In reserving the capacity to be a party to a collective agreement to the most representative trade union organizations at national level, Luxembourg law excludes sectoral and enterprise-level unions as well as employee representatives within the workplace. The concept of national representative status dates from the creation of a legal basis for collective bargaining in the Law of 12 June 1965 concerning collective agreements, which states two criteria for such status: a significant number of members, and independence. Since then, the monopoly of the large union organizations has given rise to considerable criticism and extensive litigation regarding the rights of newly formed or minority unions. Case-law on the matter has concluded, among other things, that the numerical criterion must be interpreted pragmatically, i.e. in relation to the number of employees in the particular constituency and their degree of unionization, and that the organization must be able to establish its capacity properly to protect the employment-related interests of the employees covered.

At present, three trade union confederations are recognized as possessing national representative status: the Independent Trade Union Confederation of Luxembourg (OGB-L), the Luxembourg Confederation of Christian Trade Unions (LCGB) and the Federation of Private-Sector Staffs/Independent Federation of Employees and Managers (FEP-FITC): see trade union . Legal disputes on the subject remain, and a degree of uncertainty therefore persists.
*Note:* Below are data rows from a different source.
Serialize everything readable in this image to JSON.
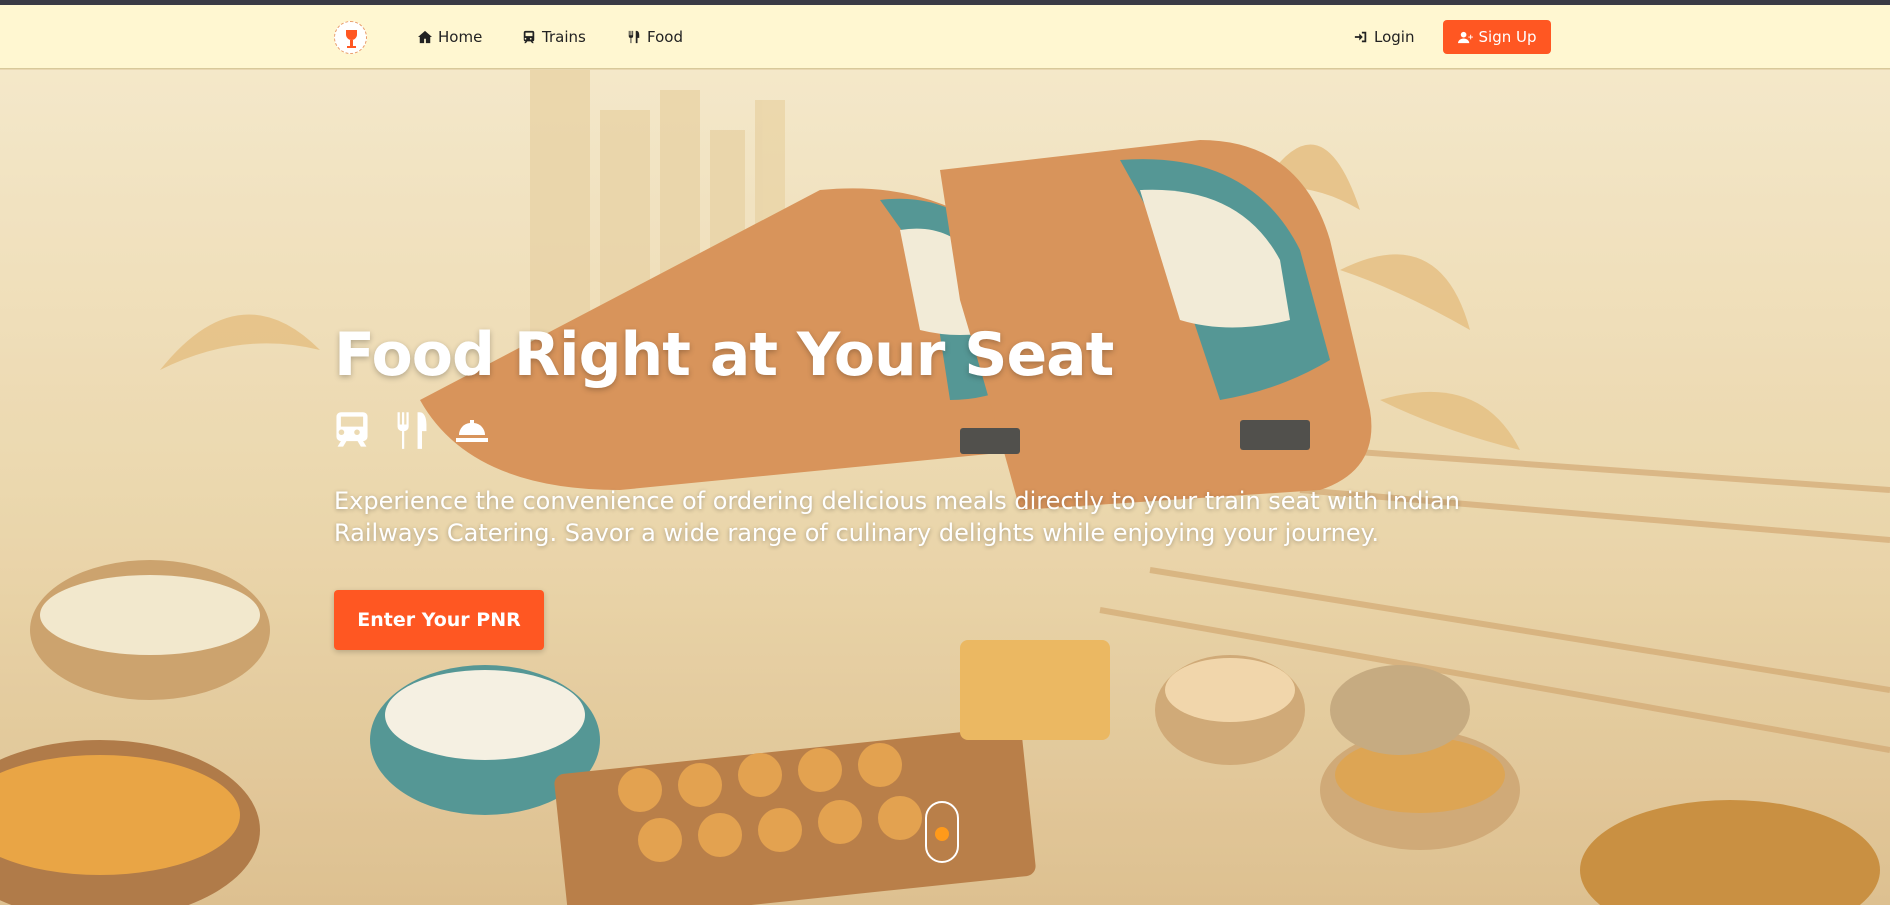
{
  "nav": {
    "logo": {
      "icon": "trophy-cup-icon",
      "alt": ""
    },
    "links": [
      {
        "label": "Home",
        "icon": "home-icon"
      },
      {
        "label": "Trains",
        "icon": "train-icon"
      },
      {
        "label": "Food",
        "icon": "utensils-icon"
      }
    ],
    "login_label": "Login",
    "signup_label": "Sign Up"
  },
  "hero": {
    "title": "Food Right at Your Seat",
    "icons": [
      "train-icon",
      "utensils-icon",
      "concierge-bell-icon"
    ],
    "description": "Experience the convenience of ordering delicious meals directly to your train seat with Indian Railways Catering. Savor a wide range of culinary delights while enjoying your journey.",
    "cta_label": "Enter Your PNR"
  },
  "colors": {
    "accent": "#ff5722",
    "navbar_bg": "#fff7d1",
    "scroll_dot": "#ff9a1a"
  }
}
It is, in reality, not so much a legal problem as a question of the influence and power of the various union organizations and the political groupings to which they are (or are not) linked.


Please note: the European industrial relations glossaries were compiled between 1991 and 2003 and are not updated. For current material see the European industrial relations dictionary.